Records excerpted from a collection:
--------------------

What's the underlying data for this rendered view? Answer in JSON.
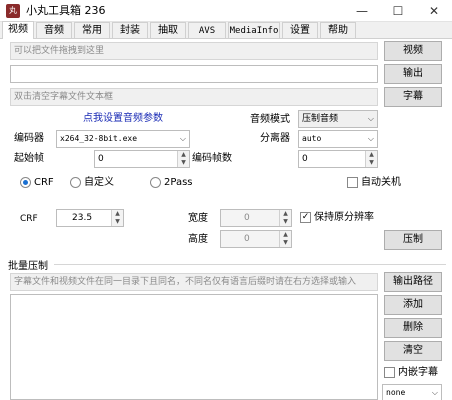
{
  "window": {
    "icon_glyph": "丸",
    "title": "小丸工具箱 236",
    "minimize_glyph": "—",
    "maximize_glyph": "☐",
    "close_glyph": "✕"
  },
  "tabs": [
    {
      "label": "视频"
    },
    {
      "label": "音频"
    },
    {
      "label": "常用"
    },
    {
      "label": "封装"
    },
    {
      "label": "抽取"
    },
    {
      "label": "AVS"
    },
    {
      "label": "MediaInfo"
    },
    {
      "label": "设置"
    },
    {
      "label": "帮助"
    }
  ],
  "video": {
    "video_input_placeholder": "可以把文件拖拽到这里",
    "video_button": "视频",
    "output_value": "",
    "output_button": "输出",
    "subtitle_placeholder": "双击清空字幕文件文本框",
    "subtitle_button": "字幕",
    "audio_settings_link": "点我设置音频参数",
    "audio_mode_label": "音频模式",
    "audio_mode_value": "压制音频",
    "encoder_label": "编码器",
    "encoder_value": "x264_32-8bit.exe",
    "demuxer_label": "分离器",
    "demuxer_value": "auto",
    "start_frame_label": "起始帧",
    "start_frame_value": "0",
    "encode_frames_label": "编码帧数",
    "encode_frames_value": "0",
    "rc_modes": [
      {
        "label": "CRF",
        "selected": true
      },
      {
        "label": "自定义",
        "selected": false
      },
      {
        "label": "2Pass",
        "selected": false
      }
    ],
    "auto_shutdown_label": "自动关机",
    "auto_shutdown_checked": false,
    "crf_label": "CRF",
    "crf_value": "23.5",
    "width_label": "宽度",
    "width_value": "0",
    "height_label": "高度",
    "height_value": "0",
    "keep_resolution_label": "保持原分辨率",
    "keep_resolution_checked": true,
    "encode_button": "压制"
  },
  "batch": {
    "group_title": "批量压制",
    "hint_text": "字幕文件和视频文件在同一目录下且同名，不同名仅有语言后缀时请在右方选择或输入",
    "subtitle_lang_value": "",
    "output_path_button": "输出路径",
    "add_button": "添加",
    "delete_button": "删除",
    "clear_button": "清空",
    "embed_subtitle_label": "内嵌字幕",
    "embed_subtitle_checked": false,
    "embed_mode_value": "none"
  },
  "colors": {
    "link_blue": "#1a2bb5",
    "radio_accent": "#1a6fd1"
  }
}
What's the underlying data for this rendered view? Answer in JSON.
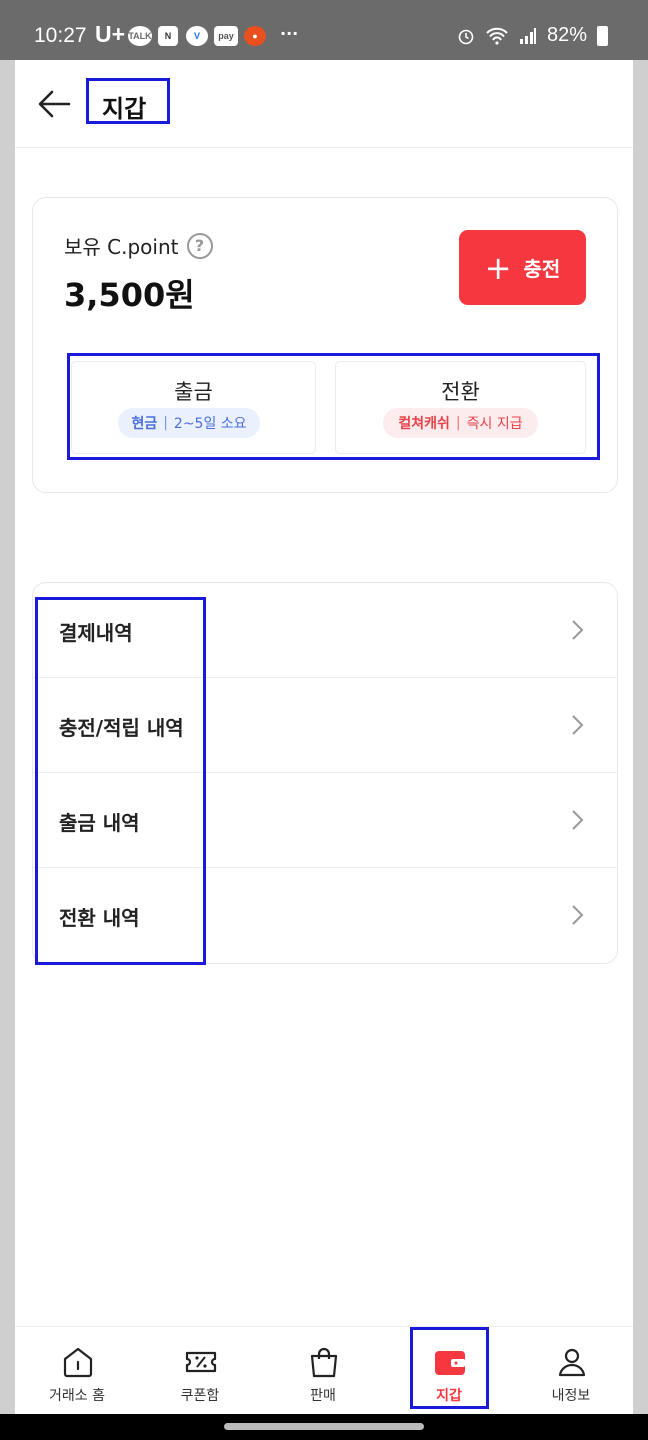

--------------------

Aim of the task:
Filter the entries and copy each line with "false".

Result of this task:
        "selected": false
        "selected": false
    "auto_shutdown_checked": false,
    "embed_subtitle_checked": false,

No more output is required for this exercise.